* _Work task_
Retype the full listing without altering anything.

* _Data for review_
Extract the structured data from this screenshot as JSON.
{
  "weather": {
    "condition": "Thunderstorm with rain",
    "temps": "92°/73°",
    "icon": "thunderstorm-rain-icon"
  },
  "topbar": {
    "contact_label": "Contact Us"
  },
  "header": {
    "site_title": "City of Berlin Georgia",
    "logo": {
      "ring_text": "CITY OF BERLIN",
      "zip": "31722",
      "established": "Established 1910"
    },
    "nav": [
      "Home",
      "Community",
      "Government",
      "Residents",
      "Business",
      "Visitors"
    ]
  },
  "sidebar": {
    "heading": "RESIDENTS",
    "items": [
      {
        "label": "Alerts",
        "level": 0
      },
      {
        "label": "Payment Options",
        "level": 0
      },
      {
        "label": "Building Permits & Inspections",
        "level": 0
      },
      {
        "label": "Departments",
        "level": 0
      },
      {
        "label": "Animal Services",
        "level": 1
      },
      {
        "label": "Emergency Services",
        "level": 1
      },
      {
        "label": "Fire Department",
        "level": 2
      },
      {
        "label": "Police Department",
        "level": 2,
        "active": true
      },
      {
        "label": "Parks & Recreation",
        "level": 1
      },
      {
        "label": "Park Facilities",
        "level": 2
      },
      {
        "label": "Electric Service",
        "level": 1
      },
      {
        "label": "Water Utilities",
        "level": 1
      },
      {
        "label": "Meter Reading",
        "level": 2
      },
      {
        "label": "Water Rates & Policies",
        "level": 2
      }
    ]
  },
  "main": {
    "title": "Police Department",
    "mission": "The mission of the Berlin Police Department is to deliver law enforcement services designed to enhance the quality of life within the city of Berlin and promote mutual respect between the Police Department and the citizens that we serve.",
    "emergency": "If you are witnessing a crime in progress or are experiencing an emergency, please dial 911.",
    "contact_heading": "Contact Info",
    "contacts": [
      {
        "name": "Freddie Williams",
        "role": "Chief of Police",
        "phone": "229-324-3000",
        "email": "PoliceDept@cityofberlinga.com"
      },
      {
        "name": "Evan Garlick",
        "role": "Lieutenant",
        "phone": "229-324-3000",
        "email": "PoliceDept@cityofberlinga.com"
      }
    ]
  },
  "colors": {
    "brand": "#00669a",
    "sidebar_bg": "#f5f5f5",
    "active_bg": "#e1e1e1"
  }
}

* _Finished task_
Extract the structured data from this screenshot as JSON.
{
  "weather": {
    "condition": "Thunderstorm with rain",
    "temps": "92°/73°",
    "icon": "thunderstorm-rain-icon"
  },
  "topbar": {
    "contact_label": "Contact Us"
  },
  "header": {
    "site_title": "City of Berlin Georgia",
    "logo": {
      "ring_text": "CITY OF BERLIN",
      "zip": "31722",
      "established": "Established 1910"
    },
    "nav": [
      "Home",
      "Community",
      "Government",
      "Residents",
      "Business",
      "Visitors"
    ]
  },
  "sidebar": {
    "heading": "RESIDENTS",
    "items": [
      {
        "label": "Alerts",
        "level": 0
      },
      {
        "label": "Payment Options",
        "level": 0
      },
      {
        "label": "Building Permits & Inspections",
        "level": 0
      },
      {
        "label": "Departments",
        "level": 0
      },
      {
        "label": "Animal Services",
        "level": 1
      },
      {
        "label": "Emergency Services",
        "level": 1
      },
      {
        "label": "Fire Department",
        "level": 2
      },
      {
        "label": "Police Department",
        "level": 2,
        "active": true
      },
      {
        "label": "Parks & Recreation",
        "level": 1
      },
      {
        "label": "Park Facilities",
        "level": 2
      },
      {
        "label": "Electric Service",
        "level": 1
      },
      {
        "label": "Water Utilities",
        "level": 1
      },
      {
        "label": "Meter Reading",
        "level": 2
      },
      {
        "label": "Water Rates & Policies",
        "level": 2
      }
    ]
  },
  "main": {
    "title": "Police Department",
    "mission": "The mission of the Berlin Police Department is to deliver law enforcement services designed to enhance the quality of life within the city of Berlin and promote mutual respect between the Police Department and the citizens that we serve.",
    "emergency": "If you are witnessing a crime in progress or are experiencing an emergency, please dial 911.",
    "contact_heading": "Contact Info",
    "contacts": [
      {
        "name": "Freddie Williams",
        "role": "Chief of Police",
        "phone": "229-324-3000",
        "email": "PoliceDept@cityofberlinga.com"
      },
      {
        "name": "Evan Garlick",
        "role": "Lieutenant",
        "phone": "229-324-3000",
        "email": "PoliceDept@cityofberlinga.com"
      }
    ]
  },
  "colors": {
    "brand": "#00669a",
    "sidebar_bg": "#f5f5f5",
    "active_bg": "#e1e1e1"
  }
}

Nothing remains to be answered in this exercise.